David Raissipour’s 2016 Backup and Disaster Recovery Market Predictions

Broken Crystal Ball

By David Raissipour

Small and midsize businesses are increasingly waking up to the fact that while backing up data to onsite servers is important, it’s not enough to ensure swift recovery from any type of disaster. And that’s just one of the factors that will shape the data protection landscape in the coming year. With 2015 rapidly coming to a close, here are four predictions as to what you can expect from users and providers of Backup and Disaster Recovery software in 2016:

Businesses will continue experience unexpected downtime

A recent survey of 160 IT pros conducted by Spiceworks found that 48% lost data in the last year alone, thanks to hardware failures, security breaches, power surges and natural disasters. IDC surveyed 700 SMBs from across the globe and found that 80% have experienced downtime. What does this mean? It’s not a matter of if your business will experience downtime, it’s a matter of when. To ensure Business Continuity, many SMBs will increase investment in proper backup technologies over the next year.

Insiders will continue to be the weakest security link

Many of the disasters faced by today’s businesses result from the actions of their own employees. It could be a disgruntled insider looking to wreak havoc, or an innocent party who accidentally clicks the wrong link, unleashing a nasty computer virus. In 2016, businesses need to combat the problem by revisiting existing security policies, focusing on employee education and making sure business-critical data is backed up. Remember, the best way to defeat a computer virus is to delete the infected files and restore clean versions from backup.

More small businesses will turn to hybrid backup

In 2015 only 30% of small businesses backed up data to the cloud, according Spiceworks. Most rely on onsite tape backup or replication to protect data practices which leaves them vulnerable to data loss in the event of a flood, fire or some other type of natural disaster. The good news is interest in the cloud is growing. Spiceworks found that 54% of small business IT professionals are using a hybrid strategy that combines local backup with the ultimate protection of having data stored off premises in the cloud. Expect a continuing trend toward hybrid backup in 2016.

IT solutions providers will need to focus on industry regulations

The coming year will see new revisions to well-known regulatory compliance mandates such as HIPAA, FISMA and PCI DSS. IT solutions providers will need to provide clients with Backup and Disaster Recovery options that support efforts to comply with these mandates. That means support for airtight security measures like offsite Backup for Disaster Recovery, encryption of customer data and physically secure data centers.

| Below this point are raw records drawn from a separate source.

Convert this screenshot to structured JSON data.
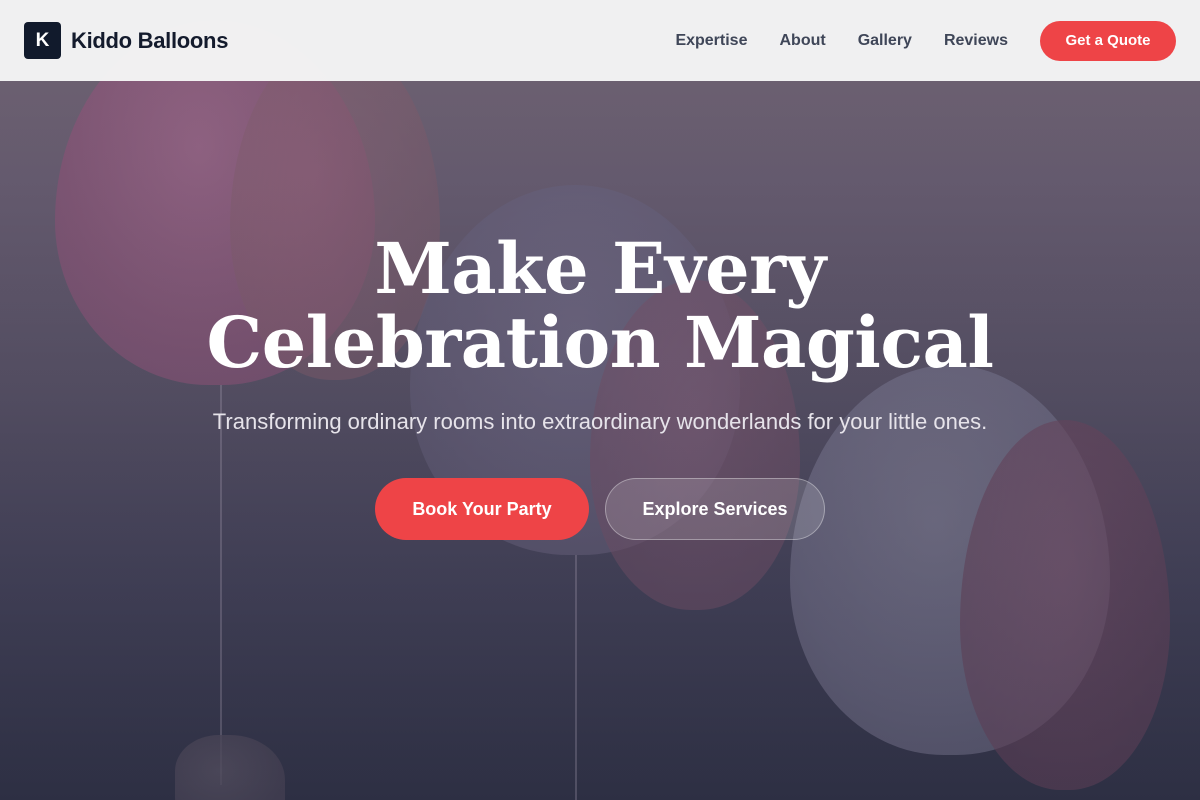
{
  "brand": {
    "mark": "K",
    "name": "Kiddo Balloons"
  },
  "nav": {
    "links": [
      "Expertise",
      "About",
      "Gallery",
      "Reviews"
    ],
    "cta_label": "Get a Quote"
  },
  "hero": {
    "title": "Make Every Celebration Magical",
    "subtitle": "Transforming ordinary rooms into extraordinary wonderlands for your little ones.",
    "primary_cta": "Book Your Party",
    "secondary_cta": "Explore Services",
    "background_image": "balloons-photo"
  },
  "colors": {
    "accent": "#ee4447",
    "brand_dark": "#111a2c",
    "nav_background": "#f3f3f4"
  }
}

David RaissipourDavid Raissipour is Carbonite’s Senior Vice President of Engineering. Carbonite provides small-to-midsize businesses with comprehensive Disaster Recovery solutions, including data backup, recovery, archiving and more. Learn how Carbonite can protect your critical business data from disaster at Carbonite.com. Connect with David on LinkedIn.

Timothy King
Follow Tim